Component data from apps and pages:
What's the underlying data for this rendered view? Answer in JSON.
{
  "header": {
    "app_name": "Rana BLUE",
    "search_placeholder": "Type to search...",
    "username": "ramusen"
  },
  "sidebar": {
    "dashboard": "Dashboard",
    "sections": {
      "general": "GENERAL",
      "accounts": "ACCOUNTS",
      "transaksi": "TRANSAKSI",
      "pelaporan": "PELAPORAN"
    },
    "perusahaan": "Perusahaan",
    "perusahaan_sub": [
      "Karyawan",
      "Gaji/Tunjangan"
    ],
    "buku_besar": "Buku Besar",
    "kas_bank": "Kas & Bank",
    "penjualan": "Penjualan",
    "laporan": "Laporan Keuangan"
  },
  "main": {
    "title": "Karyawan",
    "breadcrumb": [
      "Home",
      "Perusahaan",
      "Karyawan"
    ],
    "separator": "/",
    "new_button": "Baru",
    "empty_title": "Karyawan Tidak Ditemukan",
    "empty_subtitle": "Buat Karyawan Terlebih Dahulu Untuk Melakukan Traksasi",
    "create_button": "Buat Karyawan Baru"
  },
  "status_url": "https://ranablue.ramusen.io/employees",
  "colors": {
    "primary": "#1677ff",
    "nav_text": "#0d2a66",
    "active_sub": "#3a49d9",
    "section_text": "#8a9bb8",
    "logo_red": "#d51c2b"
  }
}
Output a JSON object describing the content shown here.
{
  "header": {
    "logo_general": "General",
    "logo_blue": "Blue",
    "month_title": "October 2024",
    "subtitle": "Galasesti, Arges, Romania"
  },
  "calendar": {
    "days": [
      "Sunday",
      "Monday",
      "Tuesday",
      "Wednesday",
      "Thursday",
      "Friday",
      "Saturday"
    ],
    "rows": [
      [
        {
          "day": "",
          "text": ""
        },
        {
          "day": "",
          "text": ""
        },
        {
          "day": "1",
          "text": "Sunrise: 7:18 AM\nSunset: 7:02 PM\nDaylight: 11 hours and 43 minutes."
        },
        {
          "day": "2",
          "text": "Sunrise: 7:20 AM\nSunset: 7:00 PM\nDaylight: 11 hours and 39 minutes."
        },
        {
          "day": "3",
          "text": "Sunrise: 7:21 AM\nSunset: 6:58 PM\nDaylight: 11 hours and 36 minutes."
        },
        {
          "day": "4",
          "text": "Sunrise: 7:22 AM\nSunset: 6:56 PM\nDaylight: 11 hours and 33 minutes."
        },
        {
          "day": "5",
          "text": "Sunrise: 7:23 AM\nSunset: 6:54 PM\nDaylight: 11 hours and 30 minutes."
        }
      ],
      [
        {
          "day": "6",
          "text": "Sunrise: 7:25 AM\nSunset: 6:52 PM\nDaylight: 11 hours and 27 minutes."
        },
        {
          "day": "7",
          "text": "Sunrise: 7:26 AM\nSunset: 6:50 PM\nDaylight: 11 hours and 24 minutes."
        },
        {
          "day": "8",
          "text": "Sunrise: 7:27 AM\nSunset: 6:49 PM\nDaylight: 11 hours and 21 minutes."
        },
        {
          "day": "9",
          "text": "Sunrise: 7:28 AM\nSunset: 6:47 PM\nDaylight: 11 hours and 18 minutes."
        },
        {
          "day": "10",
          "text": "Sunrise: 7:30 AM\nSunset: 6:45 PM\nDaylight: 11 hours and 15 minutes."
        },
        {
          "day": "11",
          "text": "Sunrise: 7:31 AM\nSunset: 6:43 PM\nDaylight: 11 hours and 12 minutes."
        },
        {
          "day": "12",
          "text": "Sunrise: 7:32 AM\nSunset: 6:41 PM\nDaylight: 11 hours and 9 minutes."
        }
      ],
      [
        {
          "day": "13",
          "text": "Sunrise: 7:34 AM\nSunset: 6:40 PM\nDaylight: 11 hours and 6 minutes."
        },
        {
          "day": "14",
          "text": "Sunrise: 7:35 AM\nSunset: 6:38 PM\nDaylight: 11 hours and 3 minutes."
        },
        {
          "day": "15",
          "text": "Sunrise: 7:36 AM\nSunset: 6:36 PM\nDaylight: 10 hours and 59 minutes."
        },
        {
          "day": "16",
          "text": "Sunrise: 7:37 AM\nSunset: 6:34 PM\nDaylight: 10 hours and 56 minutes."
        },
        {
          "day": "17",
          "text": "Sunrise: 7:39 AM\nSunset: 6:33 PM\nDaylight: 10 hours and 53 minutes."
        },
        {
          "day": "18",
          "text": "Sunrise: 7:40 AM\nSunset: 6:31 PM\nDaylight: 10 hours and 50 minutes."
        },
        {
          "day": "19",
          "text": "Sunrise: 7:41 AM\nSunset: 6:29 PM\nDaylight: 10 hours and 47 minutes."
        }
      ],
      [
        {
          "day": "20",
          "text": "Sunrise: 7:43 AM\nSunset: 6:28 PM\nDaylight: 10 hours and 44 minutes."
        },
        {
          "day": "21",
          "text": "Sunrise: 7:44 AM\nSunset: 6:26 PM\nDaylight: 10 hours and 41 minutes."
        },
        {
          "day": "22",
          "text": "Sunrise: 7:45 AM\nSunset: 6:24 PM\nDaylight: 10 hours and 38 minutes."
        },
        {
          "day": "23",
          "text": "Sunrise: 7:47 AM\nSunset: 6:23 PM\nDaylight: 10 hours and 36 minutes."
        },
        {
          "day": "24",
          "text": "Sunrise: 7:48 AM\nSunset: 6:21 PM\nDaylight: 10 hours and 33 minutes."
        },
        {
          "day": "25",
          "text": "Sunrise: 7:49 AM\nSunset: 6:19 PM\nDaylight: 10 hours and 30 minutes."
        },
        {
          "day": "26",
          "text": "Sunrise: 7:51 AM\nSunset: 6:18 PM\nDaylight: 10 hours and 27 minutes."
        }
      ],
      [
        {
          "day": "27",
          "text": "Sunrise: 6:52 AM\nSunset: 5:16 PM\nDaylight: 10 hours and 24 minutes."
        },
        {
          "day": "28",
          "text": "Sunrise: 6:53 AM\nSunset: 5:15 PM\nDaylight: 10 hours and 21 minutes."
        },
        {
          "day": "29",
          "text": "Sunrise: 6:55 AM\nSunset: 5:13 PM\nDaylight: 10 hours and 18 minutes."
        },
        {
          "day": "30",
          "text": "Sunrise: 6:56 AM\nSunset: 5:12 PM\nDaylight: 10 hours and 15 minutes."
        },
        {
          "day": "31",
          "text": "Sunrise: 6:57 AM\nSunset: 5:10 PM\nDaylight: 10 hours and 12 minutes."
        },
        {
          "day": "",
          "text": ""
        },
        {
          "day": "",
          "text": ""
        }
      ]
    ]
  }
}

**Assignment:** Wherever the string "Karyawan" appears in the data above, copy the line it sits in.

**Solution to the problem:**
      "Karyawan",
    "title": "Karyawan",
      "Karyawan"
    "empty_title": "Karyawan Tidak Ditemukan",
    "empty_subtitle": "Buat Karyawan Terlebih Dahulu Untuk Melakukan Traksasi",
    "create_button": "Buat Karyawan Baru"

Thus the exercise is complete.